> _TASK STATEMENT_: Please copy every line from the records below that contains the string "content".

> _DATASET RECORDS_:
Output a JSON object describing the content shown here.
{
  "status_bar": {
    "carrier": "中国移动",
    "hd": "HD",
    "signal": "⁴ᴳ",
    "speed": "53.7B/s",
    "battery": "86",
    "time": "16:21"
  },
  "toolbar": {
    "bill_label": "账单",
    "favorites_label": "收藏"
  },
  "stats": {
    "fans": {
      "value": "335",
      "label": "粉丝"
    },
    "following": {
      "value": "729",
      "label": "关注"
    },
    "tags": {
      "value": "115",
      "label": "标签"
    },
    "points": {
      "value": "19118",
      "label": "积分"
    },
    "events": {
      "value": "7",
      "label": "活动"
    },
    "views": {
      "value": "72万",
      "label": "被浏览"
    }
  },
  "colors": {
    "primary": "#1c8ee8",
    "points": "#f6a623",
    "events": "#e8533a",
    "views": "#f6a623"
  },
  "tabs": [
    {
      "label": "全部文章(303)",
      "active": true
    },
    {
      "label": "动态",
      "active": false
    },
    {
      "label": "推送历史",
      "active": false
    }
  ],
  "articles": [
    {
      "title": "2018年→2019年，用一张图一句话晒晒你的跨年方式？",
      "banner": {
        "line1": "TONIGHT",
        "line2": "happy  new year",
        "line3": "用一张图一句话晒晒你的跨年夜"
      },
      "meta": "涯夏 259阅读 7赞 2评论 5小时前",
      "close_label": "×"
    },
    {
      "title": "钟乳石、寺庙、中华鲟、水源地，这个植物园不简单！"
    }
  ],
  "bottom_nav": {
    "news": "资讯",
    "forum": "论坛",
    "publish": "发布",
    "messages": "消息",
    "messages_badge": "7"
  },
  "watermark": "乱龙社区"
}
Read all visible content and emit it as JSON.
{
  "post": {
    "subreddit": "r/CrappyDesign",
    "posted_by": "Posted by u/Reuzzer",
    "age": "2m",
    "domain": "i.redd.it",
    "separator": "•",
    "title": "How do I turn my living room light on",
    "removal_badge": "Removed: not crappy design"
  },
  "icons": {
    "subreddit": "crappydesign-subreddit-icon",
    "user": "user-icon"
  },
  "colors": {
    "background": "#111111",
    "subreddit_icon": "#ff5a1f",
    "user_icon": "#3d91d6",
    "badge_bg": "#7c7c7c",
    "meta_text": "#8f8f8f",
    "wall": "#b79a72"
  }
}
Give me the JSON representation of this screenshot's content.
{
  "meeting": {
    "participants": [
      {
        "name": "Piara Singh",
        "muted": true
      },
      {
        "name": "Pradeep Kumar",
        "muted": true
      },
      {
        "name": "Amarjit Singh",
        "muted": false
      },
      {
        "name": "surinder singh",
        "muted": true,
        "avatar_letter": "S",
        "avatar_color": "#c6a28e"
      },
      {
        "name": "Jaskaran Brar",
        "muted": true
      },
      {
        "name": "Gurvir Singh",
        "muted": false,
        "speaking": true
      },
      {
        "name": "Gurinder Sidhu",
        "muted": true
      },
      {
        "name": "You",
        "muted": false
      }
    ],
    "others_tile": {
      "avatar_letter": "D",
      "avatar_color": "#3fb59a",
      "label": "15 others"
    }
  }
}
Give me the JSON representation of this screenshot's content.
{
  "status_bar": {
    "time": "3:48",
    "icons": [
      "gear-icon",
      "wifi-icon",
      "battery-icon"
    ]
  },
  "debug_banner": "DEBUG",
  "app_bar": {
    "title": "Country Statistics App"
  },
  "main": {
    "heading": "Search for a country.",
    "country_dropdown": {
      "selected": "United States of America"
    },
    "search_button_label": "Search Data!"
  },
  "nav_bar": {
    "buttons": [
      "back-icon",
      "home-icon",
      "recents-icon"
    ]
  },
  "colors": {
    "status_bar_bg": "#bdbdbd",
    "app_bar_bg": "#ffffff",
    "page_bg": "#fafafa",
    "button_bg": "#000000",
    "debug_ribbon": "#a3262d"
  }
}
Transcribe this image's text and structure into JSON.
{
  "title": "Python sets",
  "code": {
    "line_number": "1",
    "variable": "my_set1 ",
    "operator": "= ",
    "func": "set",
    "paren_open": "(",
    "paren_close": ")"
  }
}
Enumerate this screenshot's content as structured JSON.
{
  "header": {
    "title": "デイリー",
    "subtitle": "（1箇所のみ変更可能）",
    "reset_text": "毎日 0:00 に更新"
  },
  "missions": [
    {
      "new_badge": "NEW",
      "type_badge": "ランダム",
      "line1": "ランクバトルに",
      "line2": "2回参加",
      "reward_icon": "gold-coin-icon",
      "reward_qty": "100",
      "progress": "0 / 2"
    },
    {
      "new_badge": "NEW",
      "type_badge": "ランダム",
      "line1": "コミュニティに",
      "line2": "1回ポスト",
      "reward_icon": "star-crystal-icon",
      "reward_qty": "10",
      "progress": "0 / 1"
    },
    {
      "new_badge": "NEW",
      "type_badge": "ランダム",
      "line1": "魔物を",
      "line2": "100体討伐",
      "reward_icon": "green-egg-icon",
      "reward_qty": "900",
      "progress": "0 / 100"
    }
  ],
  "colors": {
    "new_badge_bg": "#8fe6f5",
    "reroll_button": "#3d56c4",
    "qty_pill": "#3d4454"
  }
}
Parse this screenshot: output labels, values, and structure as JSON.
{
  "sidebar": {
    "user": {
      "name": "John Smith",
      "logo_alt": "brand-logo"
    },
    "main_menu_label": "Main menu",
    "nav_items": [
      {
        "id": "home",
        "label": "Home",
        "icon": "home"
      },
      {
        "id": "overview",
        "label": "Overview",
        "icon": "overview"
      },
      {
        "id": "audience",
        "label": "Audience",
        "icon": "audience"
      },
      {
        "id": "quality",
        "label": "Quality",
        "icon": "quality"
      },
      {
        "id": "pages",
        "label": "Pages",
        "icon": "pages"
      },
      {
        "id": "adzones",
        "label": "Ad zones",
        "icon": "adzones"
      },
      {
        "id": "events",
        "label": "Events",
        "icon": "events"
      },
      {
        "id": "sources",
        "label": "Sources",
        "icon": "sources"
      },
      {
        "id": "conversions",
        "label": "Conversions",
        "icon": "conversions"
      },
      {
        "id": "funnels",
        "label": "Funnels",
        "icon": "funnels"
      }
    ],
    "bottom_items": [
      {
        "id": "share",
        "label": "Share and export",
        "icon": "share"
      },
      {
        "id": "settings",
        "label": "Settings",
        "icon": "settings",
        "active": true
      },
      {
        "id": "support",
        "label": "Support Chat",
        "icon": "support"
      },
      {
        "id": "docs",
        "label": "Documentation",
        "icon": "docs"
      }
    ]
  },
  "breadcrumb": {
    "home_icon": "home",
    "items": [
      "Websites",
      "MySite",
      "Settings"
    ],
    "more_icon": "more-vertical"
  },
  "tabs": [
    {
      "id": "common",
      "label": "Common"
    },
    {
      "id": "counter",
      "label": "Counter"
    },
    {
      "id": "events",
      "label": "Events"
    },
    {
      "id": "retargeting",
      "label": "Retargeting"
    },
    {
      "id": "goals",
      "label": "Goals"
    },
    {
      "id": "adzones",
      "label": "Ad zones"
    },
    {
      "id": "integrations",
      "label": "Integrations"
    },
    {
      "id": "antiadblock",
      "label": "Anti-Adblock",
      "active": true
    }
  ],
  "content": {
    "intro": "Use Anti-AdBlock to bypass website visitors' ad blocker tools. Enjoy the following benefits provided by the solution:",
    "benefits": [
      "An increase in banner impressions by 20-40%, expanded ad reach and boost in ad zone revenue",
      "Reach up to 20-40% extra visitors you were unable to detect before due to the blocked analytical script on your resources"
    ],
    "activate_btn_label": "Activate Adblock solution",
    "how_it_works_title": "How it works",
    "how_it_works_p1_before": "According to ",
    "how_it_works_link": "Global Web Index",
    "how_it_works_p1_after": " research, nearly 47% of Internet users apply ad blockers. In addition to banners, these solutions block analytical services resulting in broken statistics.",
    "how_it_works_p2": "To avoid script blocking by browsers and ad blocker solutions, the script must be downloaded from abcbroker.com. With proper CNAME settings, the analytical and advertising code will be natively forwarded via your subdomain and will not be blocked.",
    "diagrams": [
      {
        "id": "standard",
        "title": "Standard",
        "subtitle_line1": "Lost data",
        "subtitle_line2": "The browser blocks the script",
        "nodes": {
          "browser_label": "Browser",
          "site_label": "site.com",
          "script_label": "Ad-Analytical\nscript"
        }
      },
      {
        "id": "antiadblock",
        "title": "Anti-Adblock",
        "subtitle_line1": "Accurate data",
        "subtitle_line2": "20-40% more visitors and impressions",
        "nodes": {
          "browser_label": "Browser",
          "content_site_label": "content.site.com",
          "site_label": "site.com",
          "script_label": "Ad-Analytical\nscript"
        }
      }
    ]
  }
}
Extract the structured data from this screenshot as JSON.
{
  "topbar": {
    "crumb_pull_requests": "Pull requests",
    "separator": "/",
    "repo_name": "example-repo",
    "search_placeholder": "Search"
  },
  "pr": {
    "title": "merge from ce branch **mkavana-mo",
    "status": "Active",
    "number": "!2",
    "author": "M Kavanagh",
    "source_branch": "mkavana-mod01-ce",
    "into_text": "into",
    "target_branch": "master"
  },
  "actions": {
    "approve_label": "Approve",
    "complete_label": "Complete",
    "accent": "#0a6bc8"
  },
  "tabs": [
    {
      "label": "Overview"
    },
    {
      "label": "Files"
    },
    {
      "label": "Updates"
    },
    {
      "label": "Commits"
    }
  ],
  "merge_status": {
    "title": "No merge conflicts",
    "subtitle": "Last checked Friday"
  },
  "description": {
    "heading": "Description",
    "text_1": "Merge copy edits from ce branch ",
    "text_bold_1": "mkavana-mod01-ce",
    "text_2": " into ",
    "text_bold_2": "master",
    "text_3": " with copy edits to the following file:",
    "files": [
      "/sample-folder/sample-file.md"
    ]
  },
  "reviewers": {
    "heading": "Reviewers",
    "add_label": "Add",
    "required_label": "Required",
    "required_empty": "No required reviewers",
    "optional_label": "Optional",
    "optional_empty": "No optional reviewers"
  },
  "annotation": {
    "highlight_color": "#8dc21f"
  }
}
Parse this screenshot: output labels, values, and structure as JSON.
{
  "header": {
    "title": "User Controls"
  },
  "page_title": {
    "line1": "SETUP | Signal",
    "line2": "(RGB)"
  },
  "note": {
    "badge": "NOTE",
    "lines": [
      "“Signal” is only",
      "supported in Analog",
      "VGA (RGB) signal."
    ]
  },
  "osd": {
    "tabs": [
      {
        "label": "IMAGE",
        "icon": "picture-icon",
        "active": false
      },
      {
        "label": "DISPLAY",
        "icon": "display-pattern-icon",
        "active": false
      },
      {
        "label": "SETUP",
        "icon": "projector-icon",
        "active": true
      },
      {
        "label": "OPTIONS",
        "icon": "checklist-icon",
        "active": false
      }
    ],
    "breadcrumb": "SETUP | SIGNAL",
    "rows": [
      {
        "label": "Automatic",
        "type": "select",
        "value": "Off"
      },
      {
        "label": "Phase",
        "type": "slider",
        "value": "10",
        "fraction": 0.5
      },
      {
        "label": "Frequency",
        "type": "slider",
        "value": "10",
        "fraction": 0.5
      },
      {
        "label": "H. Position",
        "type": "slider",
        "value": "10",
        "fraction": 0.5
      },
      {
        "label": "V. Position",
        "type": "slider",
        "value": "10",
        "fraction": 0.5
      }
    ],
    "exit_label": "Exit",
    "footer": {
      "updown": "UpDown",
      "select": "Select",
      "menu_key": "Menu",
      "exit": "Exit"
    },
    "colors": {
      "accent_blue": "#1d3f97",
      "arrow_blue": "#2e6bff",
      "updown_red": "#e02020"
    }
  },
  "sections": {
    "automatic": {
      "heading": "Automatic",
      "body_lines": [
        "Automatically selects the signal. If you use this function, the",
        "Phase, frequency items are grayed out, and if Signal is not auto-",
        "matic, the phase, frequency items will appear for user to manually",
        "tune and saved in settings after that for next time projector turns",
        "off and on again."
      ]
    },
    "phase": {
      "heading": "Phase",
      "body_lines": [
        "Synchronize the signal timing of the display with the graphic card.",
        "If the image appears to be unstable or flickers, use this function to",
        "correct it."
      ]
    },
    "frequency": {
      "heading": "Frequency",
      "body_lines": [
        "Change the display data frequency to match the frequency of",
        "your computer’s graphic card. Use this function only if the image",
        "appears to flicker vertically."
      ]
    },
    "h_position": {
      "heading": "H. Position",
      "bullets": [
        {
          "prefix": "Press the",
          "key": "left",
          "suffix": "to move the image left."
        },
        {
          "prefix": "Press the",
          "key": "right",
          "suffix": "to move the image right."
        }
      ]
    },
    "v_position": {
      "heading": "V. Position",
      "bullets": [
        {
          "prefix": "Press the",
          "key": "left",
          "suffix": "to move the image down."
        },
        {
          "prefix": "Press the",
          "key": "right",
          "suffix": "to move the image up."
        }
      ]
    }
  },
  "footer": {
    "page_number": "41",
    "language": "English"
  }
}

> _SOLUTION TO THE EXERCISE_:
Output a JSON object describing the content shown here.
Read all visible content and emit it as JSON.
Give me the JSON representation of this screenshot's content.
Give me the JSON representation of this screenshot's content.
Enumerate this screenshot's content as structured JSON.
  "content": {
          "content_site_label": "content.site.com",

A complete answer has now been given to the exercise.